The main appeal of this trip was, admittedly, the fact that admission is free, it's within walking distance and, wait for it - there's an extensive toy collection in a place named Wizard's Attic! Given my toy obsession, which seems to be getting worse despite getting further and further away from a socially acceptable age to be playing with toys, I couldn't actually resist. Just look at these!

There were also history and film sections which featured some lovely imagery, including some from Hove's quaint seaside town past.

I am going to make it my mission to visit Brighton Toy Museum soon, though it actually costs money to go there and I have certain faraway friends who would probably love it so may wait until I have the excuse of an enthusiastic visitor.

Next week I shall be reunited with my Blythe doll and all will be right with the world.

Goodnight, wizard.

Mui-Chan and the Smoking Elephant

Having been sent home from work early today due to the 'severe weather conditions' (i.e. snow) disrupting all transport ever, I ended up scouring the internet for unaffordable toys. I was reminded of the brilliant Mui-Chan by iXTEE, with her bizarrely asymmetrical facial expression which lends itself so well to lively photographs (lively for an inanimate object anyway. I'd like to see a stop-motion animation featuring Mui-Chan so if you're in the business for such things I hope you'll consider it!)

I am missing my Blythe doll, Miss Sally Rice, from whom I have been separated temporarily (I will add a photo of her when we are reunited! She has blue/green hair and four eye colour options. ^-^)

Fellow Japanophile Alice Urbino has introduced me to the Puchi Puchi Edamame Soybean keyring, an object of inexplicable yet somehow reassuring appeal. Surely the world can't be such a bad place when people play gleefully with plastic peas in a pod with faces which are advertised in the manner shown below? Okay, my argument is flawed, I admit it, but please enjoy the video at your leisure.

I am also reminiscing about Taipei Toy Festival, which I attended in summer 2008. Held at the Core Pacific City Living Mall, whose concept is based on a death star. Yes, it's a mall. Architecturally based on a death star. Oh, I miss Taiwan.

The toy festival itself featured everything from the increasingly popular Tokidoki range by Simone Legno to a lowlife elephant covered in blood and smoking out of its tusk hole. The impossibly cute fighting cats (see top and bottom of the post) were probably my favourites. I took quite a lot of photos but will resist posting them all here...
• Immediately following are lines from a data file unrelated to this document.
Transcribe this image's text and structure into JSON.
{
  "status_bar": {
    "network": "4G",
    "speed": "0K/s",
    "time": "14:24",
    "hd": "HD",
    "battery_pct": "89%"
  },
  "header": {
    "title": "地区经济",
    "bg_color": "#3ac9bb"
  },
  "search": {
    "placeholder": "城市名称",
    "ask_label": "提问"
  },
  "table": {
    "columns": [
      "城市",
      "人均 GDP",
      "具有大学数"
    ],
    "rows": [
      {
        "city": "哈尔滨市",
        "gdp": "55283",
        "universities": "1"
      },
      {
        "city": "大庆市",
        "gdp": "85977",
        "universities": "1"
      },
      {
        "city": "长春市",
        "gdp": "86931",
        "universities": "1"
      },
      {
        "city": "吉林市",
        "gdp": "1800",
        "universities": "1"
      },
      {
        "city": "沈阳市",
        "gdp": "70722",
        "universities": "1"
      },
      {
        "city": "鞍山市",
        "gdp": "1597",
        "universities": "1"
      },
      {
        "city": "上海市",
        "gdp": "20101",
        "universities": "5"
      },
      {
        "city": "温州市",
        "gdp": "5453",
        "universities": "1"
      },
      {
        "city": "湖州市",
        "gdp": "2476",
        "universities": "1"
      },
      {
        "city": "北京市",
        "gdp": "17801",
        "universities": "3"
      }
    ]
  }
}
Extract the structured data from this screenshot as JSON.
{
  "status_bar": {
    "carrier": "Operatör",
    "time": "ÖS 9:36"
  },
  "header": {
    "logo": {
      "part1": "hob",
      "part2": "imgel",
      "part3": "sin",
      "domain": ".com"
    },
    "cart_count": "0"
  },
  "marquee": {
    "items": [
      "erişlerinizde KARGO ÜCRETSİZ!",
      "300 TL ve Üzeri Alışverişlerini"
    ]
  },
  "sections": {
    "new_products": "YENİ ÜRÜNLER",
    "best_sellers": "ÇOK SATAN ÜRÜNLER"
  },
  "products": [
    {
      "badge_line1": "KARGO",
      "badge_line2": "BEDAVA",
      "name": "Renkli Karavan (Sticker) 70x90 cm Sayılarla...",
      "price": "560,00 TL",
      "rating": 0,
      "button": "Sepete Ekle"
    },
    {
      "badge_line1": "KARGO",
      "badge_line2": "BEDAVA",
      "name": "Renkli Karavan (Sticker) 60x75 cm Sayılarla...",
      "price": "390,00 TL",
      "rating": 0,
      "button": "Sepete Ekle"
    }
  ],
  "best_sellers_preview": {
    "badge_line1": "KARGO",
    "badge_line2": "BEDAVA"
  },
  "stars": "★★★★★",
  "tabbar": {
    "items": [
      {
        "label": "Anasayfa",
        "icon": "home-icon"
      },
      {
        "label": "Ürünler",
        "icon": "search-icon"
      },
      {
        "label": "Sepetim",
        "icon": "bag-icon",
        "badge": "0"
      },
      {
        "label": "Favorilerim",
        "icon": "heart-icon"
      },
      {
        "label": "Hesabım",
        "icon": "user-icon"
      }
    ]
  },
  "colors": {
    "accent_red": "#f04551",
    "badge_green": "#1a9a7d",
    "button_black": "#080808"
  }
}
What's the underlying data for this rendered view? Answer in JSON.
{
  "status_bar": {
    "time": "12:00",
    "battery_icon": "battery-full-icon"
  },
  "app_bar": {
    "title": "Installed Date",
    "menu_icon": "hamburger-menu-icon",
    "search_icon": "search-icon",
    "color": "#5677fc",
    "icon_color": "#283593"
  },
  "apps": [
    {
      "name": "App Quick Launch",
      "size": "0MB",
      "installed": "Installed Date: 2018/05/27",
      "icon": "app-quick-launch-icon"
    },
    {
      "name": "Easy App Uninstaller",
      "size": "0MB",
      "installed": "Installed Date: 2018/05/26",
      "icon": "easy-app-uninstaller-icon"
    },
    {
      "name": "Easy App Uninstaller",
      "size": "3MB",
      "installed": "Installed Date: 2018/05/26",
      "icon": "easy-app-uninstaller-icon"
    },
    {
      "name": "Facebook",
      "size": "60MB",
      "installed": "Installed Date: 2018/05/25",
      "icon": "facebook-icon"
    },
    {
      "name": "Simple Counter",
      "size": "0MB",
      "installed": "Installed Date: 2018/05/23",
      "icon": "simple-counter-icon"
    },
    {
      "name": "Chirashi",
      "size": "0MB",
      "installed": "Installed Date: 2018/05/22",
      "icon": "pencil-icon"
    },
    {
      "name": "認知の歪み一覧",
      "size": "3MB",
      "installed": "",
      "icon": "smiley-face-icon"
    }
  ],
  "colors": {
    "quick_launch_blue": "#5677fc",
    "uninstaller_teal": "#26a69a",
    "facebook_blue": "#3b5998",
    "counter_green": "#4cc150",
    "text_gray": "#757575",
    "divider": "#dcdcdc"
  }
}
By the way, apologies for not crediting the photos of Mui-Chan and Core Pacific Living Mall - I forgot to take note of where I found them so if you can enlighten me then please do so. I will credit or remove them if necessary. All other photos are my own.

Ghost in the Machine's Top Five Exhibitions of the Decade

Ghost in the Machine can't speak for all the exhibitions this decade of course, but our favourites were (in chronological order...)

Disguise, Manchester Art Gallery (Spring/Summer 2004) Featuring the works of Leigh Bowery, Fergus Greer and Cindy Sherman among others, on the theme of disguise and questioning identity. There was even a dressing up box so you could have a go yourself!

FRAC Centre Exhibition, Taipei Fine Arts Museum (Summer 2008)
Including some astounding works from the 1960s European radical architecture movement.

Annette Messager's The Messengers at Mori Art Museum, Tokyo (September 2008)
Covering four decades of work by the fantastical French artist.

The Black Page at Shandy Hall, Coxwold (September 2009)
Featuring work by 73 key artists/writers recreating page 73 of Laurence Sterne's highly influential 1759 novel Tristram Shandy - a black page marking the death of one of the characters.

And the not-specific-to-this-decade, wonderfully creepy collection of taxidermy, fossils and skeletons at the Booth Museum, Brighton.

I have to admit I may have forgotten some important exhibitions from the beginning of the decade when I was merely 15. But I am now anal enough to keep a list of all my shows visited, books read, films watched, bands seen etc. Next year I should have a more accurate list of favourites, and it will cover only one year rather than ten (so hard to choose...)

Here's to another decade of seeking out exciting artwork nationally and internationally... let us know if there's anything you think we should see.

Happy New Year!